Simplified Maillard Reaction

Good quality piglet feeds are habitually rich in protein, lactose and occasionally table sugar (sucrose) and dextrose. Lysine from protein or as added in crystalline form and reducing sugars (such as those described above), can combine under the right conditions of heat and humidity and form indigestible compounds. Thus, most piglet feeds contain higher dosages of this lysine to safeguard against projected losses because of pelleting and storage.

In general, when amino acids are heated under humidity a chemical reaction called “the Maillard reaction” takes place. This involves the binding of free amino groups (such as those in crystalline lysine, which in contrast to other amino acids lysine contains two such groups) to reducing sugars (as those from lactose and sucrose/dextrose). This “browning” reaction occurs even at normal room temperatures, but at a very slow rate. However, when browning is excessive (during improper pelleting conditions, for example) or it is out of control (during prolonged storage at high temperatures and humidity), then protein quality is invariably reduced.

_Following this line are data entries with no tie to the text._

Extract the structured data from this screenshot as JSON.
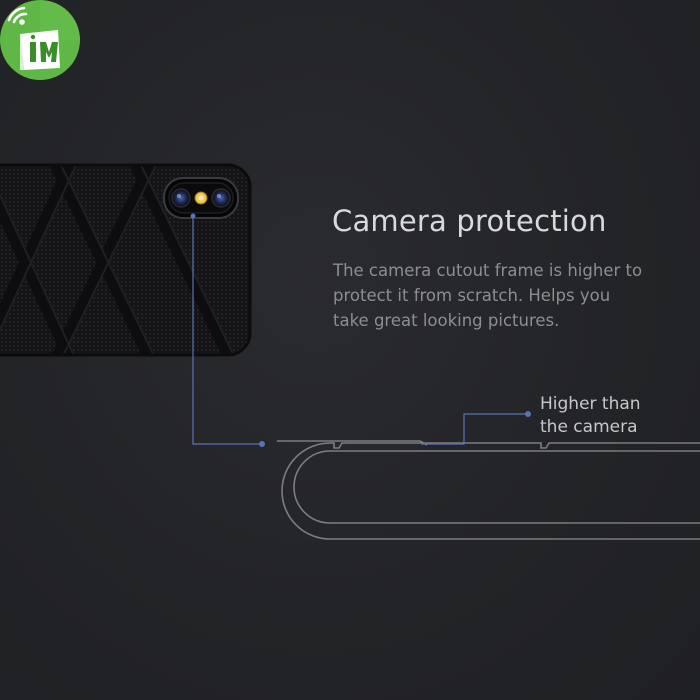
{
  "badge": {
    "icon": "wifi-shopping-bag-logo",
    "colors": {
      "green": "#5fb846",
      "dark_green": "#3b8d2c",
      "white": "#ffffff"
    }
  },
  "feature": {
    "title": "Camera protection",
    "description_lines": [
      "The camera cutout frame is higher to",
      "protect it from scratch. Helps you",
      "take great looking pictures."
    ]
  },
  "callout": {
    "lines": [
      "Higher than",
      "the camera"
    ],
    "line_color": "#5a73b8"
  },
  "colors": {
    "background": "#232427",
    "title": "#d8d9dc",
    "body_text": "#8c8e93",
    "case_outline": "#7b7d82"
  }
}
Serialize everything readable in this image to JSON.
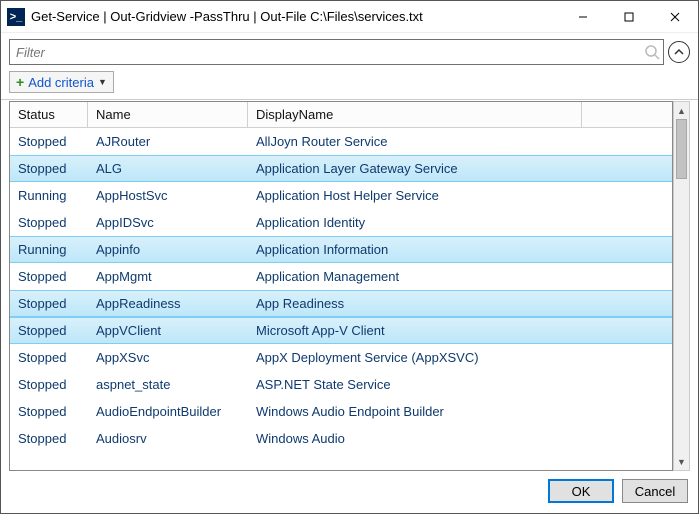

A prolonged storage of heat sensitive material that have already been affected by this problem, initiates a second cycle of Maillard reaction. This is of paramount importance in nursery feed management, because the conditions in commercial nursery facilities are extremely favorable for the Maillard reaction. Residual feed moisture also affects the extent of the Maillard reaction during storage. For example, a 10 percent moisture level in milk powder stored for 10 weeks during summer resulted in 20 percent loss of lysine bioavailability. Or, as it was demonstrated in another study, 10 percent of total lysine was destroyed when piglet feed was stored inside a typical nursery room for only 7 days!

In addition, the adverse effects of the Maillard reaction have been demonstrated in many other feed ingredients such as soybean meal, fish meal, dried whey, canola meal and peanut meal. Although crystalline lysine is the most sensitive amino acid, the same problem exists (but to a lesser degree) for the rest of the crystalline amino acids added in piglet feeds. So, this is a serious problem affecting many ingredients when heated under humid conditions.